Category Archives: F


Fluorescence refers to the ability of some atoms and molecules to absorb light at a certain wavelength (the excitation: Ex, excitation) and then to emit light of a longer wavelength during a short-lived emission (Em).

Art technology, among others, makes use of this property when examining works of art. Properties can be detected and assigned to specific materials; the spectrum thus becomes material-specific, a kind of optical fingerprint. The storage of such reference spectra in reference databases supports the work of scientists in their research.

False colors

Imaging techniques such as multispectral photography make it possible to convert the spectral composition of image elements on the “input side” into a different color space and thus output them as a “false color” (or false color); i.e., colors that deviate from the natural color impression are deliberately used.

An unintentional false color display can occur as a color cast, for example, if the white balance has failed.

False color imaging is based on the principle that the human eye perceives only a few hundred brightness levels of a color tone, but can distinguish about a million color shades. Therefore, a false color image uses a color scale instead of a gray scale. The color channels of the original image are assigned to other colors – for example, red to blue and blue to green. This allows individual details of the captured originals to be seen more clearly, provided that the color gradient is uniform to the eye.

In the field of art technological analysis, false color images are used to make fine nuances of a color tone or a gray level in a work of art clearly distinguishable.

Flatbed scanner

In contrast to planetary scanners, which are operating contactless with incident light, flatbed scanners work on the same principle as a copier: The original is placed on a pane of glass and light-sensitive sensors are guided under the pane of glass during scanning.

This method makes it possible to scan not only single pages and photos but also bulky documents such as books. However, in order to achieve a sharp image, the original usually has to lie flat on the glass plate. This can lead to irreparable damage to the book spine due to the high pressure load. In addition, the handling is very cumbersome as the flap has to be opened each time for the next scan; the book has to be taken out, the page turned again, etc. Likewise, this type of scanning does not allow a distortion-free and reproducible capturing of the original.

Some flatbed scanners also have a document feeder for single pages. Inexpensive flatbed scanners are therefore mainly used in office operations, where documents are mostly scanned in A4 up to A3 format.

High-priced flatbed scanners, especially in the large format area, also work with conservative LED lighting and high-resolution line sensor technology, which also enables digitization without pressure to a certain extent, but is clearly inferior to planetary scanners in terms of protection of the originals, handling and productivity.
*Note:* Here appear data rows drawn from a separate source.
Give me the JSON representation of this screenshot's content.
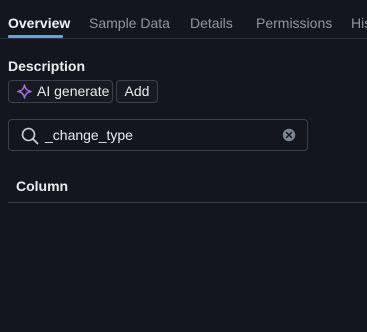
{
  "tabs": [
    {
      "label": "Overview",
      "active": true
    },
    {
      "label": "Sample Data",
      "active": false
    },
    {
      "label": "Details",
      "active": false
    },
    {
      "label": "Permissions",
      "active": false
    },
    {
      "label": "His",
      "active": false
    }
  ],
  "description": {
    "label": "Description",
    "ai_generate_label": "AI generate",
    "add_label": "Add"
  },
  "search": {
    "value": "_change_type"
  },
  "table": {
    "columns": [
      "Column"
    ]
  },
  "colors": {
    "background": "#13171d",
    "accent": "#5fa3e6",
    "ai_sparkle_start": "#e060d0",
    "ai_sparkle_end": "#7a7cf0"
  },
  "icons": {
    "ai": "sparkle-icon",
    "search": "search-icon",
    "clear": "clear-icon"
  }
}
Forensics, from the Latin forensic (belonging to the forum / market), is a collective term for scientific and technical fields in which criminal activities are systematically investigated. The history of the term originates from Roman times, during which a criminal charge meant presenting the case before a group of public individuals in the forum and defending it with facts and arguments. This origin is the source of the two modern usages of the word forensic – as a form of legal evidence and as a category of public presentation. In modern forensic science, scanning systems are used in particular to uncover forgeries of documents, certificates and works of art. This can be done primarily by using multispectral photography. It allows the non-invasive material analysis of handwriting, print and machine fonts, paper structures, color pigments, painting and drawing materials such as inks or chalks as well as the visualization of watermarks and signatures.